After admiring the clever and decorative use of wooden spools at Threads of the Past living history center in San Diego Old Town State Historic Park, I decided to gather up my empty (and almost empty) wooden spools with the idea of doing something creative. I have been collecting them for some time, putting them aside for a future use. Thread has not come on wooden spools for quite a while; they were styrofoam briefly and now are plastic of various shapes and sizes.
After locating my spools, I decided to look in my mother's thread box to see what she might have. After she passed away in 2012, I organized her sewing supplies a little but have not really incorporated them into my own supplies. Somehow, hers need to stay separate for a while longer.
She kept her thread in an old fruit cake tin. I loved looking through her sewing things as a child. I opened the tin, and indeed she had many wooden spools of thread. Some of them only had a small amount of thread, and I wound it off. Most of this was polyester and I did not regret throwing it away. Several of her spools still had plenty of cotton thread, and I left these alone.

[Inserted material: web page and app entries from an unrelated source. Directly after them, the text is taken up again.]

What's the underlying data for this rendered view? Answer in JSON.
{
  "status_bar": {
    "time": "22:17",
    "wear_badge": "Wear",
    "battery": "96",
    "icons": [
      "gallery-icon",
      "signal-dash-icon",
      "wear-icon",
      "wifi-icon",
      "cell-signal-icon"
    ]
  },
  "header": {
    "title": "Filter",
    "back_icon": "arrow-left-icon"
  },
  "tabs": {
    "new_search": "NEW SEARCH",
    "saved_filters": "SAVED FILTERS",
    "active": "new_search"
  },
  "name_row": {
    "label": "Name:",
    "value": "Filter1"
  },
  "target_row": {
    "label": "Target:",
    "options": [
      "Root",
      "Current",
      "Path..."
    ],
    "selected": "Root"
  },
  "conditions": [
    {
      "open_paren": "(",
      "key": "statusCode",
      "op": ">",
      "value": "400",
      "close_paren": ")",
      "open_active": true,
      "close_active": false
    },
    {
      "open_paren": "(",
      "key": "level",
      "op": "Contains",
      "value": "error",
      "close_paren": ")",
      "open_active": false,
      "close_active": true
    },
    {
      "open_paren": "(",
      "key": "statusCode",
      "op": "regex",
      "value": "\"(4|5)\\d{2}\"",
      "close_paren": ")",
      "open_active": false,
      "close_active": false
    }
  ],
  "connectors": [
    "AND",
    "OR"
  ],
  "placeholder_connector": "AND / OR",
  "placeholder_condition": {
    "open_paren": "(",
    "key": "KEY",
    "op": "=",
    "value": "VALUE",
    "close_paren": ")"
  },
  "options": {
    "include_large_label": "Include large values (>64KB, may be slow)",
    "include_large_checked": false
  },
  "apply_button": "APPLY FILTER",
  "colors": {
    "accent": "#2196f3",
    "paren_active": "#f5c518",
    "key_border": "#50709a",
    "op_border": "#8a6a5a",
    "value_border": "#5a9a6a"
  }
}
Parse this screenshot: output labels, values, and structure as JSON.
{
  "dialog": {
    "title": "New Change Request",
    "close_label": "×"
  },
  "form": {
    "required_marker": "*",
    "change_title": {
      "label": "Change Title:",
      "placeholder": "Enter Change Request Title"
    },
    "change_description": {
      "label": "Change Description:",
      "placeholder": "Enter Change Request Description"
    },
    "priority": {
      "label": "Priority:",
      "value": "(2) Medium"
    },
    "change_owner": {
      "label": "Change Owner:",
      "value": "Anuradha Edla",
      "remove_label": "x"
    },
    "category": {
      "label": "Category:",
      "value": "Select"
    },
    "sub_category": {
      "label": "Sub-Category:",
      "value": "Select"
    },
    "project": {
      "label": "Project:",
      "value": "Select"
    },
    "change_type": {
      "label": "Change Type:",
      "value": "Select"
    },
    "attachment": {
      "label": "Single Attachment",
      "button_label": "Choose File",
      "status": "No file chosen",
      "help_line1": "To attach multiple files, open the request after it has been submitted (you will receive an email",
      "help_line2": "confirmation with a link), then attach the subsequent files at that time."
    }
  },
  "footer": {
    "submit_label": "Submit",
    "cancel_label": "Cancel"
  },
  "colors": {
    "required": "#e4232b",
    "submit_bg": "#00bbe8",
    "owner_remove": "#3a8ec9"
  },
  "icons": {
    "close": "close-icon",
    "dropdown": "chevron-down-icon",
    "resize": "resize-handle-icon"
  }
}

A few of the spools had thread on them that was obviously re-wound by hand. In fact, a couple had one color wound on one end of the spool, and one color on the other end. There was also a folded piece of cardboard that was wound with thread. Thrifty.
I came across her cloth tape measure, which I used to chew on as a child. I chewed on it so much that the marked measurements are barely visible in some places. I have a vague memory of stuffing this entire object into my mouth, the cloth crisp and cottony to the taste.
I also found a token at the bottom of the thread box. After a little online research, I found that it dates to the 1940s. Someone punched a hole in it and probably wore it; the Lord's Prayer is on the other side.
I don't know the story behind this item. My mother lived in New Jersey during the 1940s, before my parents were married. Of all the times I have rooted around in this thread box over my lifetime, I never noticed this object. I think this shows a jalopy driving off a pier, with the surf shown below it.
Here is the collection of wooden spools that I accumulated. Notice that one is green. One, the most spool-looking one of all, is actually for dental floss. I guess you cut a length of it with scissors. The small, flat ones held silk buttonhole thread.
The ones that still have a lot of thread on them went on display in the living room with some industrial thread bobbins. I could comment on how the price of thread has increased over time; some of the large spools are marked 39 cents (my computer keyboard doesn't even have a "cents" symbol).
I don't know what I will do with these, but I had fun looking for them and revisiting my mother's sewing box.